* Task requirements: Go through the entries below. Copy each line in which "name" appears.

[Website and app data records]
┌──

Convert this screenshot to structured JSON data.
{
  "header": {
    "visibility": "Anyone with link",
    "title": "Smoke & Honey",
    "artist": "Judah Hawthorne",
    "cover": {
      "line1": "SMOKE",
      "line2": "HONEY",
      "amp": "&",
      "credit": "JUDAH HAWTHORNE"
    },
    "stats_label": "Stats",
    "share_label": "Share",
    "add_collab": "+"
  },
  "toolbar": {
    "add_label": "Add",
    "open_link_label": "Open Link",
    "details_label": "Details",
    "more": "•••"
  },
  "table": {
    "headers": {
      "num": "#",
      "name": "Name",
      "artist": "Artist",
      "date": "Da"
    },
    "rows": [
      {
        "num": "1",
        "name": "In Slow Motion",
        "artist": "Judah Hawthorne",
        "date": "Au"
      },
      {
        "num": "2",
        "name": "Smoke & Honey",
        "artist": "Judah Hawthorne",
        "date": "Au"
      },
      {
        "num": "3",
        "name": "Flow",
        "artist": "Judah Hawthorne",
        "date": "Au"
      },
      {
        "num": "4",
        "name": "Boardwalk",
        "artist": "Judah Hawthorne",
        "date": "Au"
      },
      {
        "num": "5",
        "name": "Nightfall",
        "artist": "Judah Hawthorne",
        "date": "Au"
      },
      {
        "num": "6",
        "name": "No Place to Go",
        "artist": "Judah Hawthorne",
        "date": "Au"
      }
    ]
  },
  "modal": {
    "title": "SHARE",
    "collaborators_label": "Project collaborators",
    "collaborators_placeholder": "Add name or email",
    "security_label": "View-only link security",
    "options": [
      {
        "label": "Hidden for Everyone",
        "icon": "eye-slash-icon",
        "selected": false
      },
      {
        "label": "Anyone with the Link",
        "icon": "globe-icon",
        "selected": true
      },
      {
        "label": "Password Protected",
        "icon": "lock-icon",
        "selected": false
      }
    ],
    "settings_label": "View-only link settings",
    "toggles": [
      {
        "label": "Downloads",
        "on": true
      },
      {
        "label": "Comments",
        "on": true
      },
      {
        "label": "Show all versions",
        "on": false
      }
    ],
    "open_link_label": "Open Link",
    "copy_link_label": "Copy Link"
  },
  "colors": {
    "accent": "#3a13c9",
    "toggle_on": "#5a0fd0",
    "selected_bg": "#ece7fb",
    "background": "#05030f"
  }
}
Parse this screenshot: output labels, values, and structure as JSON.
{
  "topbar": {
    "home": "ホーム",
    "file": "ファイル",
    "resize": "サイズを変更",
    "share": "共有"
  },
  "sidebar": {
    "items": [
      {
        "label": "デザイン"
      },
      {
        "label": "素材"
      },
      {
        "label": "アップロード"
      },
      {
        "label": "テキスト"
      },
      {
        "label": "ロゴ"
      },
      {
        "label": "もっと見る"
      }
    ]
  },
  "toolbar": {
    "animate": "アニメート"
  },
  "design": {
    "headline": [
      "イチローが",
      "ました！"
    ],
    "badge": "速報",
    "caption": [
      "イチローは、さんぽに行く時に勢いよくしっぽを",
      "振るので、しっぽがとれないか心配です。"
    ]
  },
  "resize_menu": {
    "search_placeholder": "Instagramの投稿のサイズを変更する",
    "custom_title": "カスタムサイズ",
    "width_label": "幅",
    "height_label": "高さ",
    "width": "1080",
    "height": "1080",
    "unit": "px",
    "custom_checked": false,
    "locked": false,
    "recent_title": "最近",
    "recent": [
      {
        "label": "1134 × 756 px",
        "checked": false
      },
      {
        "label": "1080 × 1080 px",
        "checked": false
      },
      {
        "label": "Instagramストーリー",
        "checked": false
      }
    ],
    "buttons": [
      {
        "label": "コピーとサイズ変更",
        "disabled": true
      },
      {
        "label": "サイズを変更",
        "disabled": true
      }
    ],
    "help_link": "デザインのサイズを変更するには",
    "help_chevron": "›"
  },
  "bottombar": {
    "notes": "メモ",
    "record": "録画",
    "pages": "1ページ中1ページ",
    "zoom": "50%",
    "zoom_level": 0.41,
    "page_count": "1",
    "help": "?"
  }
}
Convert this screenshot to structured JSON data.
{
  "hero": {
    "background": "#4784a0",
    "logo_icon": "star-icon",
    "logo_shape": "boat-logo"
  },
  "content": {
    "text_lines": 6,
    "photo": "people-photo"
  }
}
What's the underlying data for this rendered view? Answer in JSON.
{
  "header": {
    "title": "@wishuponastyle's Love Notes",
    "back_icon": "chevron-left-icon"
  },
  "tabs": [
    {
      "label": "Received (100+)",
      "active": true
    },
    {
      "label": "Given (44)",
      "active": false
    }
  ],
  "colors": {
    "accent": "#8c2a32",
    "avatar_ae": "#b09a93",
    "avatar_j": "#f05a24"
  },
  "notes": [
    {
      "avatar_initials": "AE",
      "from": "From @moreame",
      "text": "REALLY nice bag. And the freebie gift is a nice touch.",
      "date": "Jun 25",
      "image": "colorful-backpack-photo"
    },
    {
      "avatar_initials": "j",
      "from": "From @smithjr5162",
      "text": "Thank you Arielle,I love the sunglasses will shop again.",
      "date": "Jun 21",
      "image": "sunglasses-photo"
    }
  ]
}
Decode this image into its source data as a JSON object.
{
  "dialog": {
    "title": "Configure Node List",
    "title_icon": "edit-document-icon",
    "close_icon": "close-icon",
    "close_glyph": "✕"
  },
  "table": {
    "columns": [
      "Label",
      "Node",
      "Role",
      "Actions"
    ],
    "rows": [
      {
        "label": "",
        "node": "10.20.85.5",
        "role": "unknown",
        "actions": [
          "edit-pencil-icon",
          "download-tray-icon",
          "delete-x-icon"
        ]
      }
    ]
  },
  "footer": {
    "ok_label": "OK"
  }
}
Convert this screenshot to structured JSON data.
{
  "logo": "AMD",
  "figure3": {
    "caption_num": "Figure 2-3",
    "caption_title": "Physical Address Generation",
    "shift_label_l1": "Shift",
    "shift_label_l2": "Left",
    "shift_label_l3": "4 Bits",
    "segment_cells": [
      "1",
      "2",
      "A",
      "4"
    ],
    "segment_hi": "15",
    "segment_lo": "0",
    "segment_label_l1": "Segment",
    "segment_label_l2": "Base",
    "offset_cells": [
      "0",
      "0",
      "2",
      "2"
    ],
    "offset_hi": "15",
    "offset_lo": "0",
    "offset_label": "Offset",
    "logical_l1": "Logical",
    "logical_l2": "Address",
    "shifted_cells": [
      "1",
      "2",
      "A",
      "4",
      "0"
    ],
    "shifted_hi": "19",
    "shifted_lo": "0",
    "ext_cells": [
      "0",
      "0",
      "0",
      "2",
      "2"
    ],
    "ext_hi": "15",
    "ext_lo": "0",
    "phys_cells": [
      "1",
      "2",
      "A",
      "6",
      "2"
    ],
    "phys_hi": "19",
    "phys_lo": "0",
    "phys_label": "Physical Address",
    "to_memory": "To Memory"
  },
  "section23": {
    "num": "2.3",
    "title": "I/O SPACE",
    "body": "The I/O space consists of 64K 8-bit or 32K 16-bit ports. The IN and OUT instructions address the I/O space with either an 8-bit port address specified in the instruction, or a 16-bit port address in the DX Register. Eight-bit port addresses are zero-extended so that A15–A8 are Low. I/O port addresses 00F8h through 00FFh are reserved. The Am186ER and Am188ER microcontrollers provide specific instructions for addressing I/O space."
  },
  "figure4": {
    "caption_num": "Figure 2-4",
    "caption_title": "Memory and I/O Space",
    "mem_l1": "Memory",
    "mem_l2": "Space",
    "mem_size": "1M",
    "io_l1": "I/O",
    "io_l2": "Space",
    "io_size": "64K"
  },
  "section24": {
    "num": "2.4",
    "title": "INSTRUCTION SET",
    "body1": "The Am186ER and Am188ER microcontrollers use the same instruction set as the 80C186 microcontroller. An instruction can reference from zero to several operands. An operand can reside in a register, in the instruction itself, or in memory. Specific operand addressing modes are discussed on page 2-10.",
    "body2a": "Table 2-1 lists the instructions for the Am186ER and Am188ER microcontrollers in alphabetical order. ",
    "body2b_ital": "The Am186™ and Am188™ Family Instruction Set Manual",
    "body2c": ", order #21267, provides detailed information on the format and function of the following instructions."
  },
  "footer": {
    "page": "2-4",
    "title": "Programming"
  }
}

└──

* Response to the task:
      "name": "Name",
        "name": "In Slow Motion",
        "name": "Smoke & Honey",
        "name": "Flow",
        "name": "Boardwalk",
        "name": "Nightfall",
        "name": "No Place to Go",
    "collaborators_placeholder": "Add name or email",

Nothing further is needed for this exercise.